*** Opening of SOURCE MATERIAL ***
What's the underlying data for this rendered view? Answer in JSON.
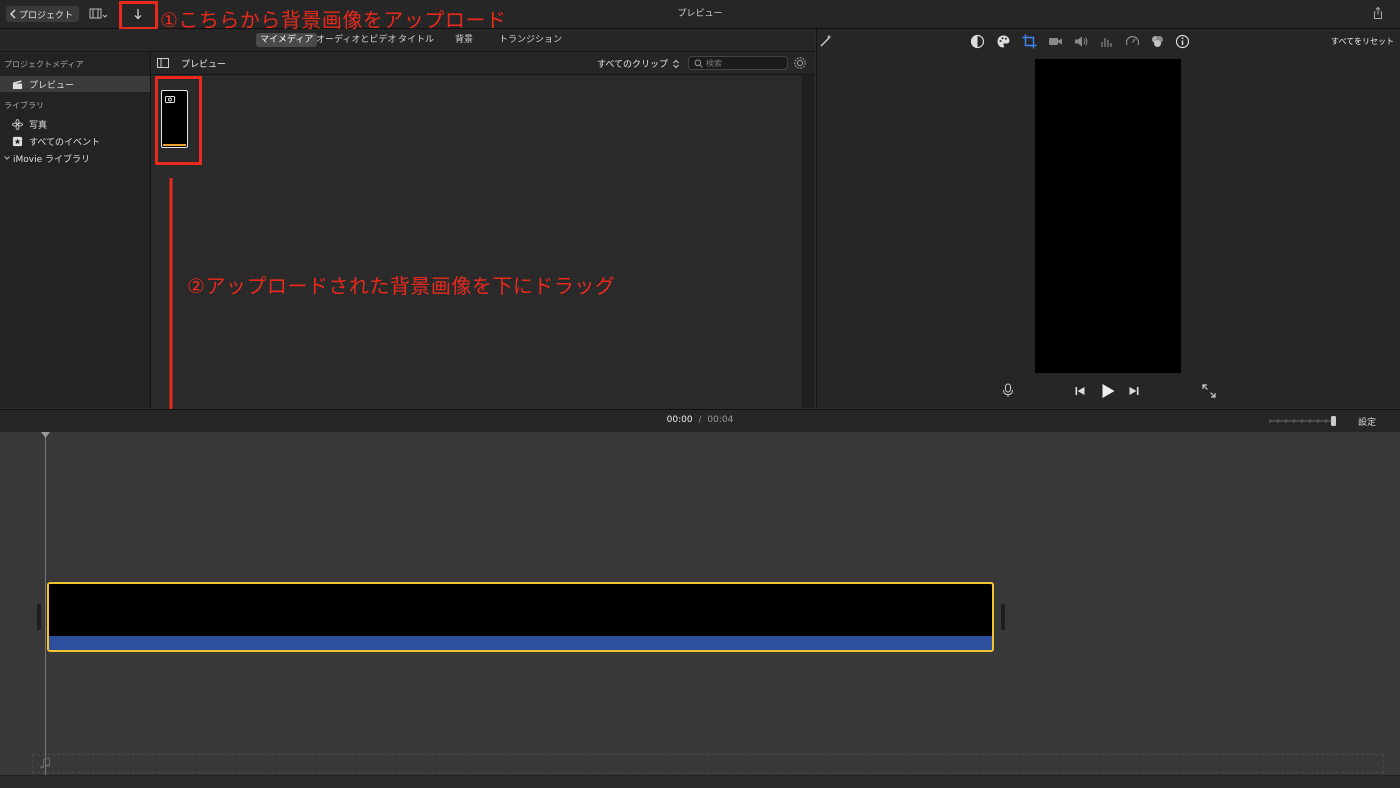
{
  "toolbar": {
    "back_label": "プロジェクト",
    "title": "プレビュー"
  },
  "annotations": {
    "step1": "①こちらから背景画像をアップロード",
    "step2": "②アップロードされた背景画像を下にドラッグ"
  },
  "browser": {
    "tabs": [
      "マイメディア",
      "オーディオとビデオ",
      "タイトル",
      "背景",
      "トランジション"
    ],
    "active_tab": "マイメディア",
    "header_title": "プレビュー",
    "clips_filter": "すべてのクリップ",
    "search_placeholder": "検索"
  },
  "sidebar": {
    "project_media_heading": "プロジェクトメディア",
    "project_item": "プレビュー",
    "library_heading": "ライブラリ",
    "photos": "写真",
    "all_events": "すべてのイベント",
    "imovie_library": "iMovie ライブラリ"
  },
  "viewer": {
    "reset_all": "すべてをリセット"
  },
  "timeline": {
    "current_time": "00:00",
    "separator": "/",
    "total_time": "00:04",
    "settings_label": "設定"
  },
  "colors": {
    "annotation_red": "#e8291c",
    "clip_selection": "#f2c230",
    "clip_audio": "#2e4f9e",
    "accent_blue": "#3a87f5"
  }
}
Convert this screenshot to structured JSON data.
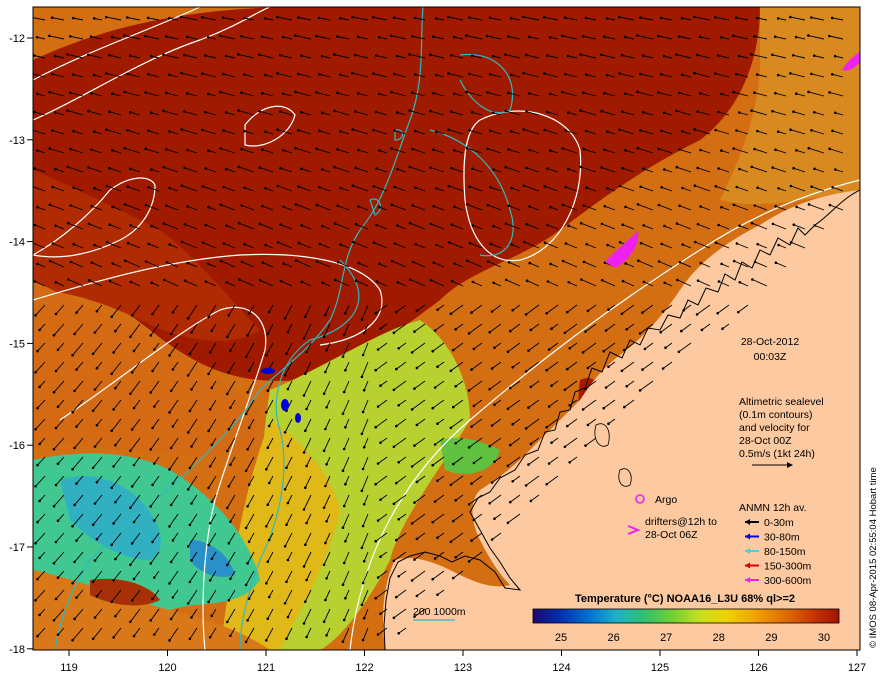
{
  "map": {
    "date": "28-Oct-2012",
    "time": "00:03Z",
    "altimetry_text": [
      "Altimetric sealevel",
      "(0.1m contours)",
      "and velocity for",
      "28-Oct 00Z",
      "0.5m/s (1kt 24h)"
    ],
    "argo_label": "Argo",
    "drifters_label": [
      "drifters@12h to",
      "28-Oct 06Z"
    ],
    "anmn": {
      "title": "ANMN 12h av.",
      "items": [
        {
          "label": "0-30m",
          "color": "#000000"
        },
        {
          "label": "30-80m",
          "color": "#0000dd"
        },
        {
          "label": "80-150m",
          "color": "#33dddd"
        },
        {
          "label": "150-300m",
          "color": "#dd0000"
        },
        {
          "label": "300-600m",
          "color": "#ee22ee"
        }
      ]
    },
    "bathy_label": "200  1000m",
    "colorbar": {
      "title": "Temperature (°C) NOAA16_L3U 68% ql>=2",
      "ticks": [
        "25",
        "26",
        "27",
        "28",
        "29",
        "30"
      ],
      "colors": [
        "#1a0a6e",
        "#0030b0",
        "#0070d0",
        "#20b0c8",
        "#30c070",
        "#70d030",
        "#c8e020",
        "#f0d000",
        "#f0a000",
        "#e07000",
        "#c83800",
        "#a01400"
      ]
    },
    "x_ticks": [
      "119",
      "120",
      "121",
      "122",
      "123",
      "124",
      "125",
      "126",
      "127"
    ],
    "y_ticks": [
      "-12",
      "-13",
      "-14",
      "-15",
      "-16",
      "-17",
      "-18"
    ],
    "credit": "© IMOS 08-Apr-2015 02:55:04 Hobart time",
    "colors": {
      "land": "#fcc9a0",
      "sst_warm": "#a01a00",
      "sst_mid": "#d06a10",
      "sst_cool": "#e0a020",
      "sst_green": "#a8d838",
      "sst_cold": "#30c0b0",
      "contour": "#ffffff",
      "bathy": "#30b8c0"
    }
  }
}
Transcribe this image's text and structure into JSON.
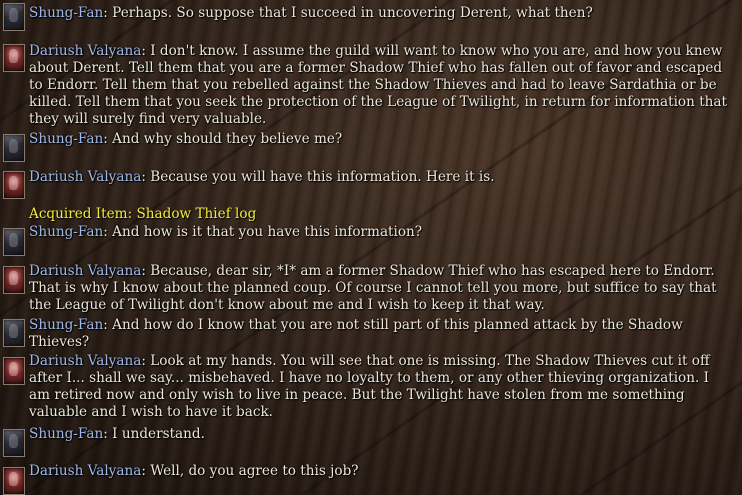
{
  "dialogue": [
    {
      "speaker": "Shung-Fan",
      "text": "Perhaps. So suppose that I succeed in uncovering Derent, what then?"
    },
    {
      "speaker": "Dariush Valyana",
      "text": "I don't know. I assume the guild will want to know who you are, and how you knew about Derent. Tell them that you are a former Shadow Thief who has fallen out of favor and escaped to Endorr. Tell them that you rebelled against the Shadow Thieves and had to leave Sardathia or be killed. Tell them that you seek the protection of the League of Twilight, in return for information that they will surely find very valuable."
    },
    {
      "speaker": "Shung-Fan",
      "text": "And why should they believe me?"
    },
    {
      "speaker": "Dariush Valyana",
      "text": "Because you will have this information. Here it is."
    },
    {
      "speaker": "Shung-Fan",
      "text": "And how is it that you have this information?"
    },
    {
      "speaker": "Dariush Valyana",
      "text": "Because, dear sir, *I* am a former Shadow Thief who has escaped here to Endorr. That is why I know about the planned coup. Of course I cannot tell you more, but suffice to say that the League of Twilight don't know about me and I wish to keep it that way."
    },
    {
      "speaker": "Shung-Fan",
      "text": "And how do I know that you are not still part of this planned attack by the Shadow Thieves?"
    },
    {
      "speaker": "Dariush Valyana",
      "text": "Look at my hands. You will see that one is missing. The Shadow Thieves cut it off after I... shall we say... misbehaved. I have no loyalty to them, or any other thieving organization. I am retired now and only wish to live in peace. But the Twilight have stolen from me something valuable and I wish to have it back."
    },
    {
      "speaker": "Shung-Fan",
      "text": "I understand."
    },
    {
      "speaker": "Dariush Valyana",
      "text": "Well, do you agree to this job?"
    }
  ],
  "acquired": "Acquired Item: Shadow Thief log",
  "colors": {
    "speaker": "#9fb8e8",
    "text": "#ece6da",
    "acquired": "#f2ea3a"
  }
}
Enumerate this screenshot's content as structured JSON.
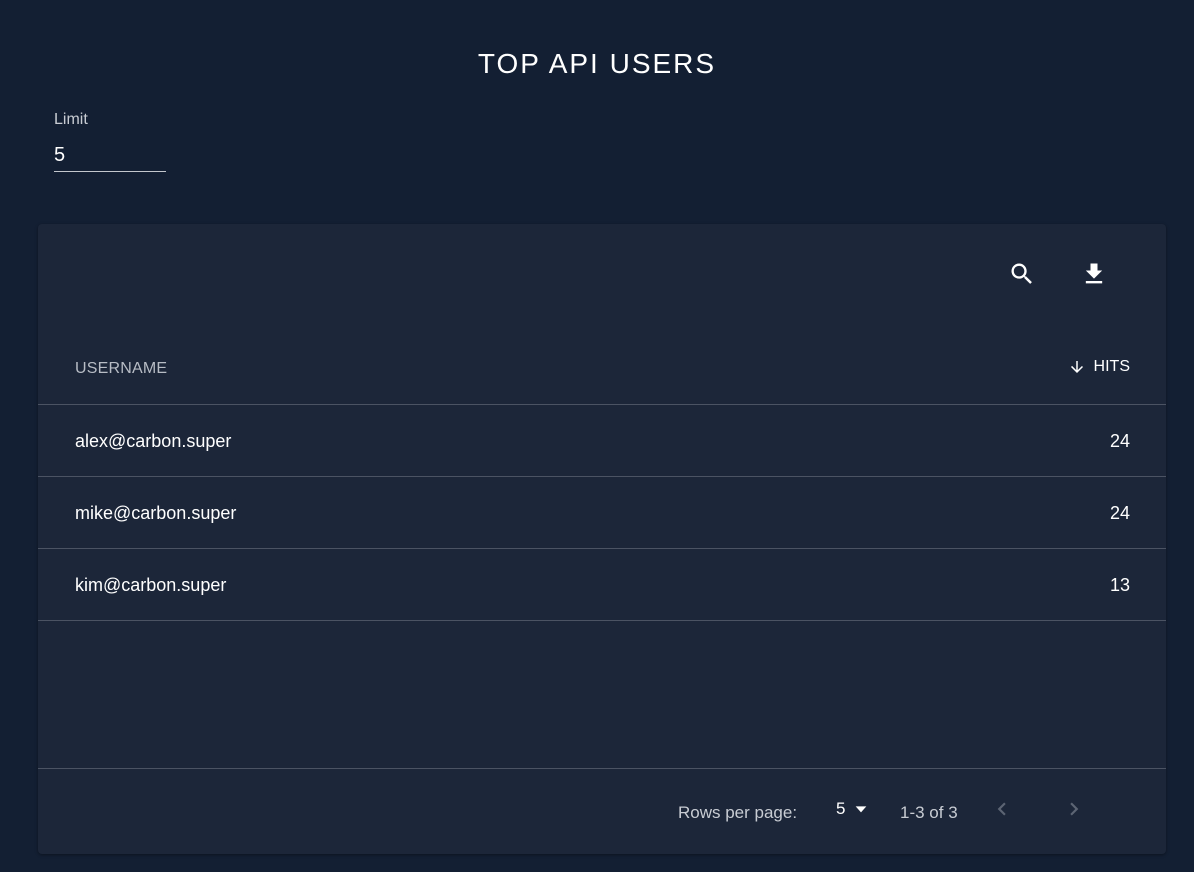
{
  "page": {
    "title": "TOP API USERS"
  },
  "limit": {
    "label": "Limit",
    "value": "5"
  },
  "toolbar": {
    "search_icon": "search-icon",
    "download_icon": "download-icon"
  },
  "table": {
    "columns": {
      "username": "USERNAME",
      "hits": "HITS",
      "hits_sort": "descending"
    },
    "rows": [
      {
        "username": "alex@carbon.super",
        "hits": "24"
      },
      {
        "username": "mike@carbon.super",
        "hits": "24"
      },
      {
        "username": "kim@carbon.super",
        "hits": "13"
      }
    ]
  },
  "pagination": {
    "rows_per_page_label": "Rows per page:",
    "rows_per_page_value": "5",
    "range": "1-3 of 3"
  },
  "colors": {
    "background": "#131f33",
    "card": "#1c2639",
    "divider": "#4b5363",
    "text_primary": "#ffffff",
    "text_secondary": "#c8ccd3"
  }
}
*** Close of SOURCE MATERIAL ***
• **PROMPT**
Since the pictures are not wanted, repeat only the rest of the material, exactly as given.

• **PROBLEM SOLUTION**
What's the underlying data for this rendered view? Answer in JSON.
{
  "toolbar": {
    "back_label": "プロジェクト",
    "title": "プレビュー"
  },
  "annotations": {
    "step1": "①こちらから背景画像をアップロード",
    "step2": "②アップロードされた背景画像を下にドラッグ"
  },
  "browser": {
    "tabs": [
      "マイメディア",
      "オーディオとビデオ",
      "タイトル",
      "背景",
      "トランジション"
    ],
    "active_tab": "マイメディア",
    "header_title": "プレビュー",
    "clips_filter": "すべてのクリップ",
    "search_placeholder": "検索"
  },
  "sidebar": {
    "project_media_heading": "プロジェクトメディア",
    "project_item": "プレビュー",
    "library_heading": "ライブラリ",
    "photos": "写真",
    "all_events": "すべてのイベント",
    "imovie_library": "iMovie ライブラリ"
  },
  "viewer": {
    "reset_all": "すべてをリセット"
  },
  "timeline": {
    "current_time": "00:00",
    "separator": "/",
    "total_time": "00:04",
    "settings_label": "設定"
  },
  "colors": {
    "annotation_red": "#e8291c",
    "clip_selection": "#f2c230",
    "clip_audio": "#2e4f9e",
    "accent_blue": "#3a87f5"
  }
}
Convert this screenshot to structured JSON data.
{
  "map": {
    "date": "28-Oct-2012",
    "time": "00:03Z",
    "altimetry_text": [
      "Altimetric sealevel",
      "(0.1m contours)",
      "and velocity for",
      "28-Oct 00Z",
      "0.5m/s (1kt 24h)"
    ],
    "argo_label": "Argo",
    "drifters_label": [
      "drifters@12h to",
      "28-Oct 06Z"
    ],
    "anmn": {
      "title": "ANMN 12h av.",
      "items": [
        {
          "label": "0-30m",
          "color": "#000000"
        },
        {
          "label": "30-80m",
          "color": "#0000dd"
        },
        {
          "label": "80-150m",
          "color": "#33dddd"
        },
        {
          "label": "150-300m",
          "color": "#dd0000"
        },
        {
          "label": "300-600m",
          "color": "#ee22ee"
        }
      ]
    },
    "bathy_label": "200  1000m",
    "colorbar": {
      "title": "Temperature (°C) NOAA16_L3U 68% ql>=2",
      "ticks": [
        "25",
        "26",
        "27",
        "28",
        "29",
        "30"
      ],
      "colors": [
        "#1a0a6e",
        "#0030b0",
        "#0070d0",
        "#20b0c8",
        "#30c070",
        "#70d030",
        "#c8e020",
        "#f0d000",
        "#f0a000",
        "#e07000",
        "#c83800",
        "#a01400"
      ]
    },
    "x_ticks": [
      "119",
      "120",
      "121",
      "122",
      "123",
      "124",
      "125",
      "126",
      "127"
    ],
    "y_ticks": [
      "-12",
      "-13",
      "-14",
      "-15",
      "-16",
      "-17",
      "-18"
    ],
    "credit": "© IMOS 08-Apr-2015 02:55:04 Hobart time",
    "colors": {
      "land": "#fcc9a0",
      "sst_warm": "#a01a00",
      "sst_mid": "#d06a10",
      "sst_cool": "#e0a020",
      "sst_green": "#a8d838",
      "sst_cold": "#30c0b0",
      "contour": "#ffffff",
      "bathy": "#30b8c0"
    }
  }
}
Transcribe this image's text and structure into JSON.
{
  "dialogue": [
    {
      "speaker": "Shung-Fan",
      "text": "Perhaps. So suppose that I succeed in uncovering Derent, what then?"
    },
    {
      "speaker": "Dariush Valyana",
      "text": "I don't know. I assume the guild will want to know who you are, and how you knew about Derent. Tell them that you are a former Shadow Thief who has fallen out of favor and escaped to Endorr. Tell them that you rebelled against the Shadow Thieves and had to leave Sardathia or be killed. Tell them that you seek the protection of the League of Twilight, in return for information that they will surely find very valuable."
    },
    {
      "speaker": "Shung-Fan",
      "text": "And why should they believe me?"
    },
    {
      "speaker": "Dariush Valyana",
      "text": "Because you will have this information. Here it is."
    },
    {
      "speaker": "Shung-Fan",
      "text": "And how is it that you have this information?"
    },
    {
      "speaker": "Dariush Valyana",
      "text": "Because, dear sir, *I* am a former Shadow Thief who has escaped here to Endorr. That is why I know about the planned coup. Of course I cannot tell you more, but suffice to say that the League of Twilight don't know about me and I wish to keep it that way."
    },
    {
      "speaker": "Shung-Fan",
      "text": "And how do I know that you are not still part of this planned attack by the Shadow Thieves?"
    },
    {
      "speaker": "Dariush Valyana",
      "text": "Look at my hands. You will see that one is missing. The Shadow Thieves cut it off after I... shall we say... misbehaved. I have no loyalty to them, or any other thieving organization. I am retired now and only wish to live in peace. But the Twilight have stolen from me something valuable and I wish to have it back."
    },
    {
      "speaker": "Shung-Fan",
      "text": "I understand."
    },
    {
      "speaker": "Dariush Valyana",
      "text": "Well, do you agree to this job?"
    }
  ],
  "acquired": "Acquired Item: Shadow Thief log",
  "colors": {
    "speaker": "#9fb8e8",
    "text": "#ece6da",
    "acquired": "#f2ea3a"
  }
}
Enumerate this screenshot's content as structured JSON.
{
  "page": {
    "title": "TOP API USERS"
  },
  "limit": {
    "label": "Limit",
    "value": "5"
  },
  "toolbar": {
    "search_icon": "search-icon",
    "download_icon": "download-icon"
  },
  "table": {
    "columns": {
      "username": "USERNAME",
      "hits": "HITS",
      "hits_sort": "descending"
    },
    "rows": [
      {
        "username": "alex@carbon.super",
        "hits": "24"
      },
      {
        "username": "mike@carbon.super",
        "hits": "24"
      },
      {
        "username": "kim@carbon.super",
        "hits": "13"
      }
    ]
  },
  "pagination": {
    "rows_per_page_label": "Rows per page:",
    "rows_per_page_value": "5",
    "range": "1-3 of 3"
  },
  "colors": {
    "background": "#131f33",
    "card": "#1c2639",
    "divider": "#4b5363",
    "text_primary": "#ffffff",
    "text_secondary": "#c8ccd3"
  }
}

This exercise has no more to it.